**Exercise aim:**
Repeat each entry. Keep every line exactly as it is.

**Records shown:**
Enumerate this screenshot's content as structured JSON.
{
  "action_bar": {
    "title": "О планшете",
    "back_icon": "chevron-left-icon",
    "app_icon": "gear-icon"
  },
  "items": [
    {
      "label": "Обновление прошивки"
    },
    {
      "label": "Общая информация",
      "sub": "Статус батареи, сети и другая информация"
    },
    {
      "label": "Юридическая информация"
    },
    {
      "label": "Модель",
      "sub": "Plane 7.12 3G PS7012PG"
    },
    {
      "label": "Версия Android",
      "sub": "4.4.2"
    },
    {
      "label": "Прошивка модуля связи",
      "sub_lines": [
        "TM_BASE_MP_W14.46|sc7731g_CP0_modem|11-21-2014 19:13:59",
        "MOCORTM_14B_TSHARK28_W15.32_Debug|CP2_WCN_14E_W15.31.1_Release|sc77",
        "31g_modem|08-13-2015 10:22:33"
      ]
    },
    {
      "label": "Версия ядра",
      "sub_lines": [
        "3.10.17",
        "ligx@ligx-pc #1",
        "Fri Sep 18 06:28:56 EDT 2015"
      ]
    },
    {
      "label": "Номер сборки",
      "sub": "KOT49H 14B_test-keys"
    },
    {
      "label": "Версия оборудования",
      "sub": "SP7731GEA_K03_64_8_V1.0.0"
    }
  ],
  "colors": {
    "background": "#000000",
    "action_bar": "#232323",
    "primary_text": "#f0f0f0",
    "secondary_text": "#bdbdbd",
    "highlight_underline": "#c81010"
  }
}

**Response to the exercise:**
Enumerate this screenshot's content as structured JSON.
{
  "action_bar": {
    "title": "О планшете",
    "back_icon": "chevron-left-icon",
    "app_icon": "gear-icon"
  },
  "items": [
    {
      "label": "Обновление прошивки"
    },
    {
      "label": "Общая информация",
      "sub": "Статус батареи, сети и другая информация"
    },
    {
      "label": "Юридическая информация"
    },
    {
      "label": "Модель",
      "sub": "Plane 7.12 3G PS7012PG"
    },
    {
      "label": "Версия Android",
      "sub": "4.4.2"
    },
    {
      "label": "Прошивка модуля связи",
      "sub_lines": [
        "TM_BASE_MP_W14.46|sc7731g_CP0_modem|11-21-2014 19:13:59",
        "MOCORTM_14B_TSHARK28_W15.32_Debug|CP2_WCN_14E_W15.31.1_Release|sc77",
        "31g_modem|08-13-2015 10:22:33"
      ]
    },
    {
      "label": "Версия ядра",
      "sub_lines": [
        "3.10.17",
        "ligx@ligx-pc #1",
        "Fri Sep 18 06:28:56 EDT 2015"
      ]
    },
    {
      "label": "Номер сборки",
      "sub": "KOT49H 14B_test-keys"
    },
    {
      "label": "Версия оборудования",
      "sub": "SP7731GEA_K03_64_8_V1.0.0"
    }
  ],
  "colors": {
    "background": "#000000",
    "action_bar": "#232323",
    "primary_text": "#f0f0f0",
    "secondary_text": "#bdbdbd",
    "highlight_underline": "#c81010"
  }
}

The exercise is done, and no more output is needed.